Health scare in Turkey after Brit vacationers scatter ashes in Aegean Sea

  • The tourists brought the ashes to Turkey to scatter them at a favourite spot
  • Do you know the family? Contact [email protected]

British tourists triggered a health alert in Turkey after wading into the sea to scatter the ashes of a deceased relative and causing ‘panic’ among beachgoers.

Health authorities in Marmaris, on the southern Aegean Coast, began a hasty investigation and took water samples following backlash from concerned locals about Monday’s ceremony.

Swimmers warned yesterday that the spreading of ashes in popular waters near the beach could endanger health, prompting an urgent response from the regional District Health Directorate.

The group of tourists had reportedly travelled with the intent of sprinkling the ashes at the Uzunyalı beach, a favoured spot of a late family member who had lost his life at sea, in touching tribute.

Cremation is not legal in Turkey and restrictions are in place to limit bringing ashes into the country.

The family of a man who died at sea scatter the ashes of their late relative at Uzunyal¿ beach

The family of a man who died at sea scatter the ashes of their late relative at Uzunyalı beach

The restrictions on scattering ashes in Turkey have caused significant upset for travellers in the past.

British forum users have described the drawn-out process of working through Turkish and British bureaucracy to get permission to organise a send-off.

Robin, writing on the Sue Ryder bereavement support charity forum, said it took them nearly two years to get permission from all the relevant authorities to scatter their wife’s ashes.

‘My wife always loved Turkey from the first time we went there 40 years ago… so it was a no brainer where she would want to be at rest,’ they wrote.

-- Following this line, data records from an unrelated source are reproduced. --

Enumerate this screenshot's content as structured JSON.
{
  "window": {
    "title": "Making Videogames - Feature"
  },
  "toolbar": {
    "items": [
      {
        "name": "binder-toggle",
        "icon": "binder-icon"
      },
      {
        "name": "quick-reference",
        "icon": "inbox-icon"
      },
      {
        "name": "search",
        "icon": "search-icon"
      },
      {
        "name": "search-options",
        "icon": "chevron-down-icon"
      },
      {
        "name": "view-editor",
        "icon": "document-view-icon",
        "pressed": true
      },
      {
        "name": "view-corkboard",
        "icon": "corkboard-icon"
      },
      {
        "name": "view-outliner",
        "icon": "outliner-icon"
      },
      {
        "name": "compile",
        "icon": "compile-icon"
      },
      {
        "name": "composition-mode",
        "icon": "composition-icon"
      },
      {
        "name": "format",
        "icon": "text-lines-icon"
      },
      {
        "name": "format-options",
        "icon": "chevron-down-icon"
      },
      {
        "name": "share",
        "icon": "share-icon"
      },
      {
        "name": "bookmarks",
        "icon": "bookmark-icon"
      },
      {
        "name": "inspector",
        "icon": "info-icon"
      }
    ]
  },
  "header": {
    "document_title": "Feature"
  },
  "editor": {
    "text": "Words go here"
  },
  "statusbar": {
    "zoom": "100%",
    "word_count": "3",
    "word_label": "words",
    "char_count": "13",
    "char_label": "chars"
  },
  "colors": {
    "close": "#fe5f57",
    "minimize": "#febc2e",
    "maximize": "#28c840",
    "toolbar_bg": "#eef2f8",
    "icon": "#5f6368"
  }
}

‘Unfortunately it’s never that simple. 

‘It took me nearly two years to get permissions set up with UK airport, airline, Turkish airport, Turkish Government, Turkish Local Council Officials, Main Mosque Representatives, Turkish Police, and Local Port Authorities.’

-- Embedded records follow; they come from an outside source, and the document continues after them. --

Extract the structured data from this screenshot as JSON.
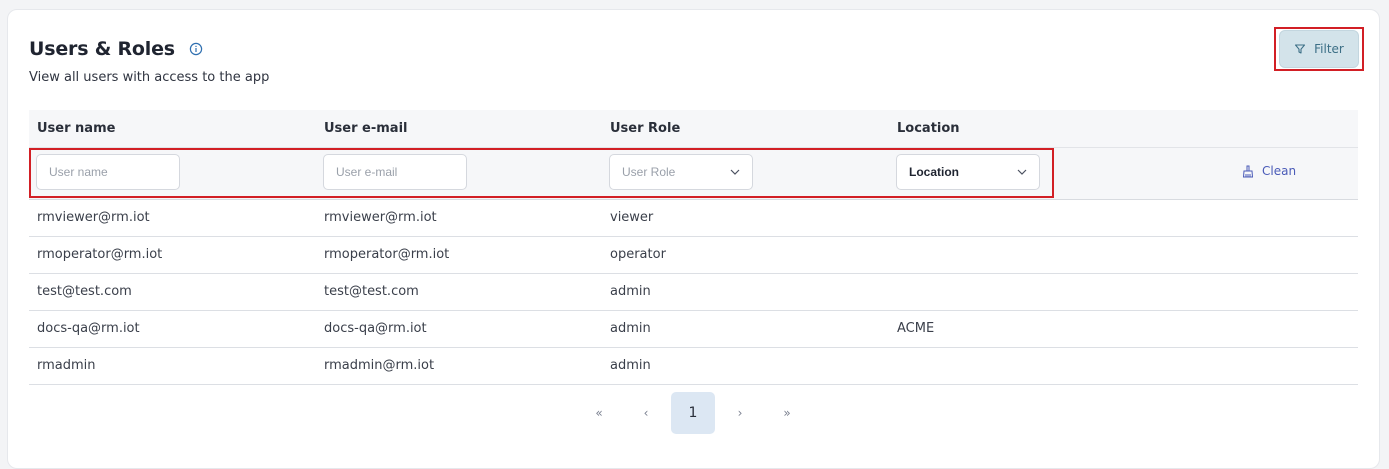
{
  "header": {
    "title": "Users & Roles",
    "subtitle": "View all users with access to the app",
    "filter_label": "Filter"
  },
  "table": {
    "columns": [
      "User name",
      "User e-mail",
      "User Role",
      "Location"
    ],
    "filters": {
      "user_name_placeholder": "User name",
      "user_email_placeholder": "User e-mail",
      "user_role_placeholder": "User Role",
      "location_value": "Location",
      "clean_label": "Clean"
    },
    "rows": [
      [
        "rmviewer@rm.iot",
        "rmviewer@rm.iot",
        "viewer",
        ""
      ],
      [
        "rmoperator@rm.iot",
        "rmoperator@rm.iot",
        "operator",
        ""
      ],
      [
        "test@test.com",
        "test@test.com",
        "admin",
        ""
      ],
      [
        "docs-qa@rm.iot",
        "docs-qa@rm.iot",
        "admin",
        "ACME"
      ],
      [
        "rmadmin",
        "rmadmin@rm.iot",
        "admin",
        ""
      ]
    ]
  },
  "pagination": {
    "first": "«",
    "prev": "‹",
    "current_page": "1",
    "next": "›",
    "last": "»"
  }
}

Still, they said they were ultimately able to organise the journey, and that their ‘mind is at peace’ after being able to do ‘the last physical thing I could do for her’.

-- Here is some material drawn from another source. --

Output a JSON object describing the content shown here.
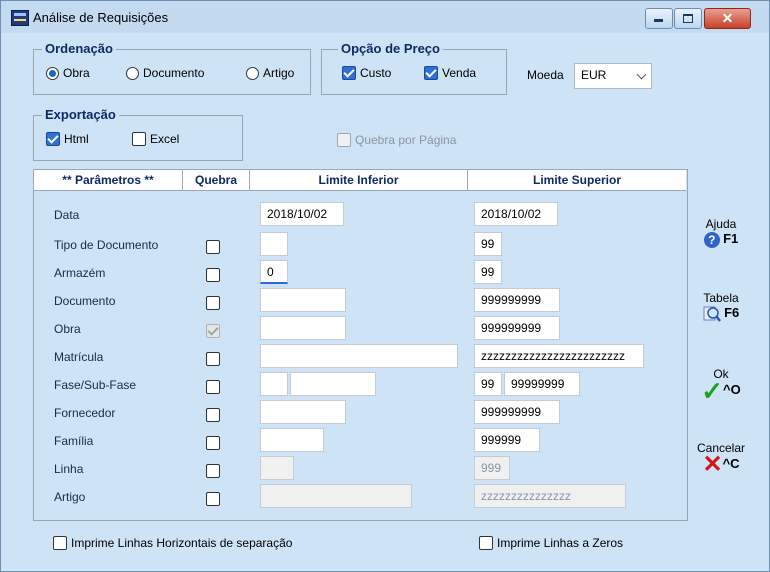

While some airlines do allow passengers to take ashes to Turkey in carry-on luggage, there remain restrictions in place for what people can do with them after landing.

Cremation is not legal in Turkey and there are no cremation facilities.

When a British person dies in Turkey, the British government advises, finding a local funeral director to arrange a burial, who ‘will be able to explain the local process’.

Turkey is a Muslim country, and while it is permissible for non-Muslims to be buried in line with their own burial practices within the country, cremation is not allowed under Islamic law.

The bereaved may also arrange the repatriation of the body home.

In 2022, cultural sensitivities on the matter were felt when a Turkish man was accidentally cremated in a hospital in Hannover.

Illustrative image shows Turunc Bay in Marmaris, one of many beautiful parts of the coastline

Illustrative image shows Turunc Bay in Marmaris, one of many beautiful parts of the coastline

The family of Abdülkadir Sargın, a Turkish citizen, were shocked when – during funeral preparations – they discovered the person in the coffin was a complete stranger.

71-year-old Sargın had died from a brain hemorrhage at the MHH hospital in Hannover.

His body was to be transported to a funeral company for an Islamic burial, upon the family’s request.

After the horror discovery, an intern at the hospital’s morgue admitted to having made a mistake and mixing up the bodies, per the Turkish Daily Sabah newspaper. 

The family raised concerns about why the body had been cremated so soon after Sargın’s death, and local police launched an investigation.